We are sad to announce the death of Honorary Fellow Joyce Reynolds, one of the world’s leading ancient historians. Here her fellow classicist Prof Mary Beard shares a tribute.
It is the end of a Newnham era. Joyce Reynolds, a Fellow (and later Honorary Fellow) of the College since 1951, long-serving Director of Studies in Classics, and one of the most distinguished ancient historians in the world, died on 11 September. She was 103 years old.
Generations of Newnham classicists will always remember the extraordinary support, combined with the intellectual challenges, she offered us. And, to be honest, we won’t forget either the slight trepidation that ‘Miss Reynolds’ (as students always called her to her face, ‘Joyce’ only amongst ourselves) inspired. One of her ex-pupils, now a very senior academic indeed, once confessed to me that even 40 years later whenever Joyce telephoned, she found herself automatically getting to her feet, as if she was about to be asked to explain why she hadn’t read that book of Thucydides she was supposed to have got through. And even in the last years of her life, I was showing her drafts of almost everything I wrote because I really wanted to hear her comments, while trembling slightly that it would not pass her test.

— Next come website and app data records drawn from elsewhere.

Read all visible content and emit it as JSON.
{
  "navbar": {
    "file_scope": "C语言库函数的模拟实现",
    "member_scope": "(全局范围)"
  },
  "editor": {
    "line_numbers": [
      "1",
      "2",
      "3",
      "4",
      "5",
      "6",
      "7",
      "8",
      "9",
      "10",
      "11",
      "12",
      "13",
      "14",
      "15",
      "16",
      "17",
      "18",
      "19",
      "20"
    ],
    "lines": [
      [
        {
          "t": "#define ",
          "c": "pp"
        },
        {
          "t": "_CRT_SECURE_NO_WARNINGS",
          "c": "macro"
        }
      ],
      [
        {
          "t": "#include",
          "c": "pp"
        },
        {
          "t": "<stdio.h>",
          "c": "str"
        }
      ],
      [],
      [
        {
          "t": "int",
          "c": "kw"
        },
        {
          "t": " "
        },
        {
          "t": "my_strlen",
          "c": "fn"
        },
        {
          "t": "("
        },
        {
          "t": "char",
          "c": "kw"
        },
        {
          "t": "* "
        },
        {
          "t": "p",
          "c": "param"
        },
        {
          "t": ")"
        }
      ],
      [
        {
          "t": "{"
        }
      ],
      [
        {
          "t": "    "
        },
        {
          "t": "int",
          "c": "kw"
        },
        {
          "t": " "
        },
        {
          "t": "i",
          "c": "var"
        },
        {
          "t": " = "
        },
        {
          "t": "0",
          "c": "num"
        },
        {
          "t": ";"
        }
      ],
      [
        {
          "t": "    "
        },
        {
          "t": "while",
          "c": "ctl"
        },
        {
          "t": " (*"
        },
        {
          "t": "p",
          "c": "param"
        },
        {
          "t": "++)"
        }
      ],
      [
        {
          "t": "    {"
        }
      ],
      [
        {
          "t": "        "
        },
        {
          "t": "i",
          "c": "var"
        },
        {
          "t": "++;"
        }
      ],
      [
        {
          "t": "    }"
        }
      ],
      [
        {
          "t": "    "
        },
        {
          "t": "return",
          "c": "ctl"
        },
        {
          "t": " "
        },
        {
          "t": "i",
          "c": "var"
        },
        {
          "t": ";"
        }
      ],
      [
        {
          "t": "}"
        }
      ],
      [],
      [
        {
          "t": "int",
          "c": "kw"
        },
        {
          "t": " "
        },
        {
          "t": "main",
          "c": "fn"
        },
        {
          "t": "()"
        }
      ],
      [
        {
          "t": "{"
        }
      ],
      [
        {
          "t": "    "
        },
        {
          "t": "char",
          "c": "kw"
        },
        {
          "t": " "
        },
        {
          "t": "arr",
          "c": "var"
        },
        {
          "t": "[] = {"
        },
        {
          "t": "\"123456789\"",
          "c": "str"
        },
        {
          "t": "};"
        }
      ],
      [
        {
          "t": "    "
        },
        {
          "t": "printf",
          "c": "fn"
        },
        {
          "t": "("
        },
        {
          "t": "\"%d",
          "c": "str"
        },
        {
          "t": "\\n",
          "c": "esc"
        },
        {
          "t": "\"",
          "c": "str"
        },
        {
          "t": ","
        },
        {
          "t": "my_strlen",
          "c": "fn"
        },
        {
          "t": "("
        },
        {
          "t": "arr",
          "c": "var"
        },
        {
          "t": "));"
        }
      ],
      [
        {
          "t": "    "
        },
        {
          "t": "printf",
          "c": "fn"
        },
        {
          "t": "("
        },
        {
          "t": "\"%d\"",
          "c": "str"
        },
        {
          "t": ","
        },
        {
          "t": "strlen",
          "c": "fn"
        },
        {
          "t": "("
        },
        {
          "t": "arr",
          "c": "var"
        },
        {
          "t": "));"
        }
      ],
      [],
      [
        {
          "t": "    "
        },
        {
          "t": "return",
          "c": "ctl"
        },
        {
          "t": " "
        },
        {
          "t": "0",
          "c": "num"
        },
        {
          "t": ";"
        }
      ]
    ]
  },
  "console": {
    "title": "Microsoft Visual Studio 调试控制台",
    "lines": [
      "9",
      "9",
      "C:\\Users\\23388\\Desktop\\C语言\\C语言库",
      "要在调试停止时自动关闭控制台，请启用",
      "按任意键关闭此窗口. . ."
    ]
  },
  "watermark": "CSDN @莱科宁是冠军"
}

Joyce offered her students the very best sort of ‘tough love’. It was ‘tough’ because she had almost impossibly high standards and did not suffer fools gladly; in fact, one of her missions was to make sure that we did not turn out to be fools. But it was ‘love’, because – along with Pat Easterling another ex-pupil, who, for many years, was her college colleague – she never once let us down. We had no doubt at all that she was on our side and that, whatever scrape we got into, intellectual or otherwise, she would be there for us (supervisions sometimes lasted for hours until she was absolutely convinced that we had understood whatever point we were struggling with). I have such fond memories of her combination of committed seriousness and wonderful sense of fun, summed up in the slightly incongruous parties she hosted for colleagues and post-graduate students: they started with a lecture on some, often abstruse, subject of classical history, they finished with her signature concoction of gin and lychees.
Joyce was born in 1918, and read ‘Greats’ at Somerville College, Oxford between 1937 and 1941 – before taking a wartime post with the Board of Trade (she used to tell students with some enthusiasm that her main job had been to work out how many shoes the country needed per year, in order to decide how many people had to be left in the shoe manufacturing industry and not sent onto active service). After the war, she went back to Classics and Ancient History, first at the British School at Rome and then at the University of Newcastle. In 1951 she came to Cambridge as a fellow of Newnham, was appointed to a University Lectureship in 1957 and retired in 1984 as ‘Reader in Roman Historical Epigraphy’.
The centre of her research interests was the study of Roman inscriptions (‘epigraphy’ is the technical term): ancient texts in Latin and Greek, carved on stone or scrawled on pot or plaster – anything from official public decrees of the Roman emperor to graffiti from the walls of Pompeii. There are still plenty of these to be rediscovered, and Joyce spent many months tracking them down in the Libyan desert or in excavations in Turkey. But she was a radical in this field. She felt that many ‘epigraphers’ were rightly concerned to discover and decipher new texts (sometimes a formidably difficult task), but did not always think hard enough about the historical implications of what they had discovered. That was her trademark, and her reason for choosing the careful title ‘Roman historical epigraphy’ for her University Readership. It may not seem so from the outside, but it was a very pointed choice.
Over her long career, Joyce published more that 70 articles and several notable books. She is best known for her study of the inscriptions discovered in the excavation of the Greco-Roman town of Aphrodisias in modern Turkey; these threw entirely new light on the relations between some of the best-known names of Rome (Mark Antony and the first Roman emperor Augustus, for example) and the cities of the Eastern Mediterranean. Almost until her death, she was working at squeezing the implications out of a group of very crude (in all senses of the word!) graffiti from Pompeii.
Joyce’s career was one of extraordinary distinction, and was properly recognised – with honorary degrees (from Newcastle and Cambridge), a fellowship of the British Academy and the Academy’s ‘Kenyon Medal’ (the first woman to receive it). I can’t help thinking that, as a soft Republican, as a supporter of women’s power in many different guises, and always with an unsentimental twinkle in her eye, she would have seen a wry aptness in the moment of her passing.
Joyce is shown in the photograph above when arriving to receive her Honorary Doctorate in 2018, and below addressing the Senior Common Room in 1984, and with Mary Beard and Pat Easterling celebrating her Honorary Doctorate.